What's the difference between SugarCRM and Salesforce.com?
Oram: There are three key areas where Sugar really differentiates itself from Salesforce.com. First -- and I think one of the things that people come to us first around -- is the flexibility of our deployment model. Being able to go onsite or on-demand is something that a lot of customers like. We have customers who start with us on on-demand and they intend to go onsite, but they don't know when, and they haven't done it yet. But they like having that flexibility. Other customers just start with on-demand and six months later they go to an onsite solution.
What's the difference in functionality between what you do and what they do?

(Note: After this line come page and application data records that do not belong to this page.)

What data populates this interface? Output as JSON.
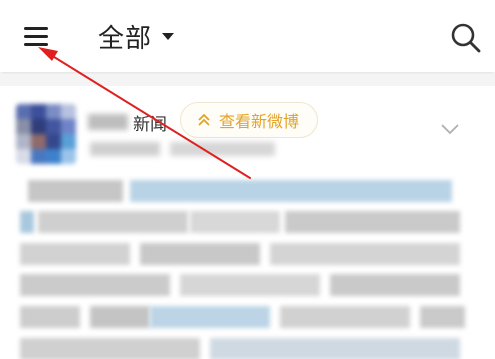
{
  "header": {
    "menu_icon": "hamburger-menu-icon",
    "title": "全部",
    "title_dropdown_icon": "caret-down-icon",
    "search_icon": "search-icon"
  },
  "post": {
    "source_label": "新闻",
    "new_posts_badge": {
      "icon": "double-chevron-up-icon",
      "label": "查看新微博"
    },
    "expand_icon": "chevron-down-icon",
    "content_blurred": true
  },
  "annotation": {
    "type": "arrow",
    "color": "#e02020",
    "points_to": "hamburger-menu-icon"
  },
  "colors": {
    "badge_text": "#e2a428",
    "title_text": "#222222",
    "annotation_red": "#e02020"
  }
}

Oram: From just a high-level functional perspective, we just look at the check boxes. We certainly are in the same space. We have marketing sales and customer support functionality. We have some built-in e-mail marketing capabilities that they don't have in their solution. Our e-mail client is a top-notch Web-based e-mail client, similar to what you might find with Google mail or Yahoo mail. You won't see that in Salesforce.com.

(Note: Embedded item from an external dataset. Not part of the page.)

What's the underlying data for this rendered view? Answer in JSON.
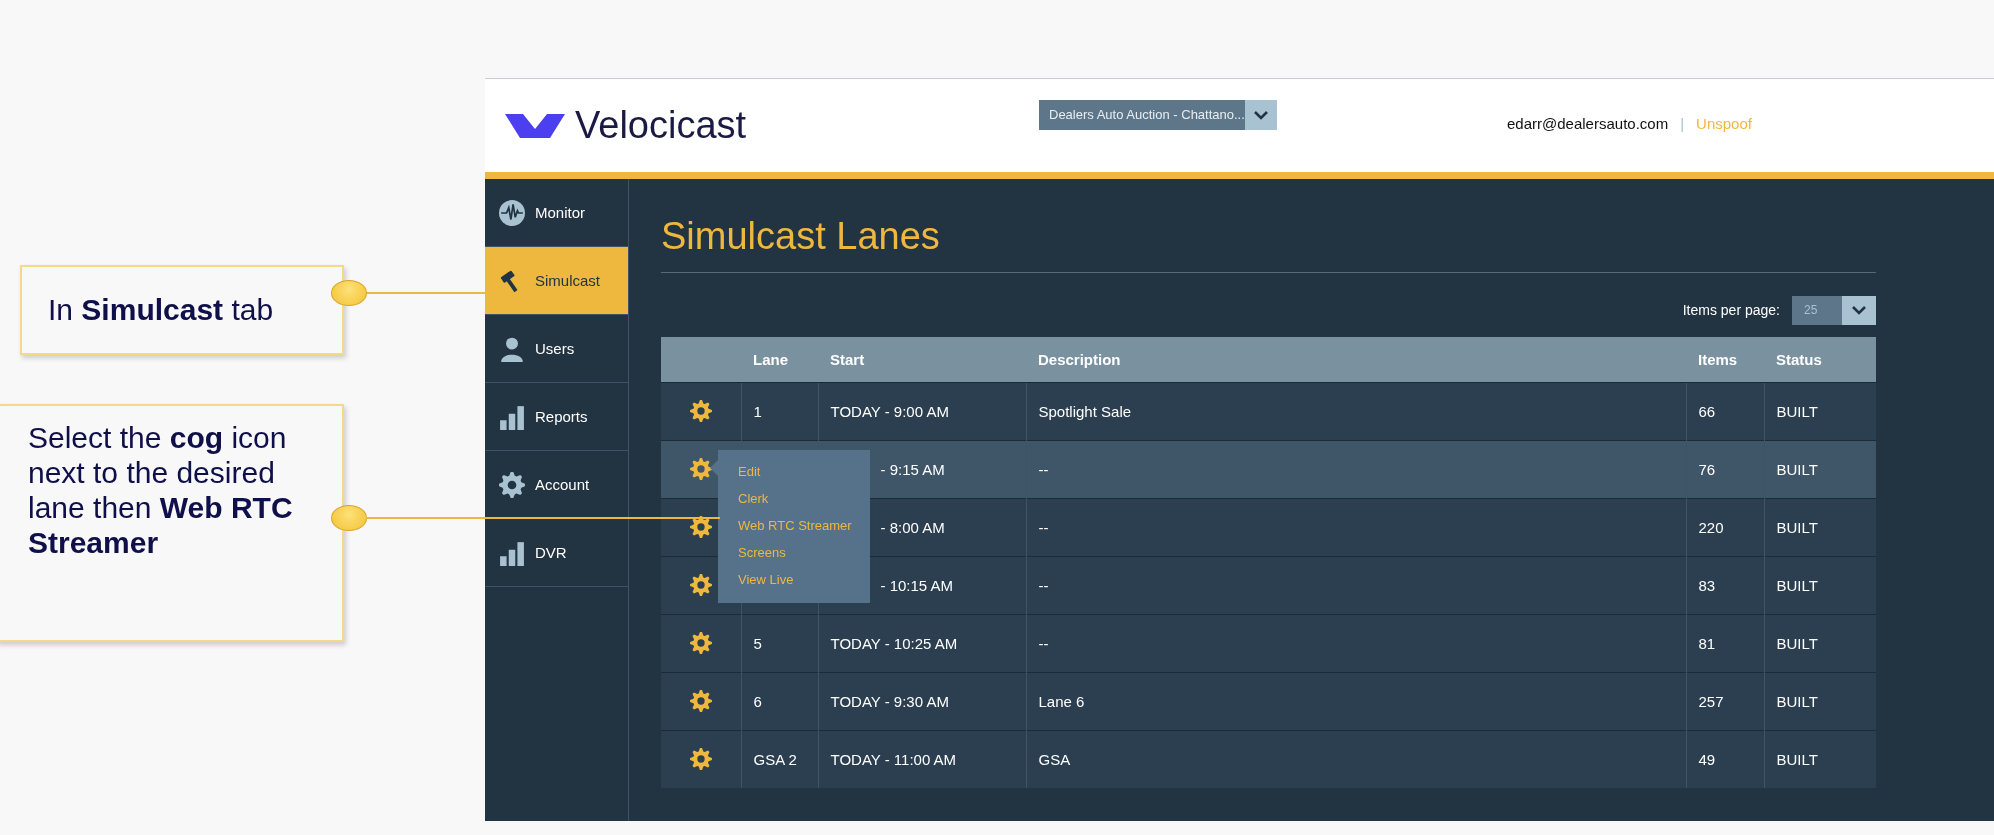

Is SugarCRM profitable?
Oram: We've had a very good year last year. We're not talking about our finances specifics, but last year was a fantastic year for us.
You're privately held. Do you figure on going public or being bought up?
Oram: We're laser-focused on going public. Basically the last couple years have been really about proving that this model works. We're going public in eight to 12 quarters. We've got the company absolutely laser-focused on that.
Is there anything else you wanted to mention?
Oram: The first few years of SugarCRM were [focused on] proving that this model works, getting the software built, getting the company built. Really, [seeing] the marketplace evolving to the point where it was comfortable with the idea of purchasing commercial open source. And we're past that now. Now this is a company that's all about execution. We had a fantastic year last year. Basically we're past the "prove it" stage and now it's about execution and it's about focusing on going public in eight to 12 quarters.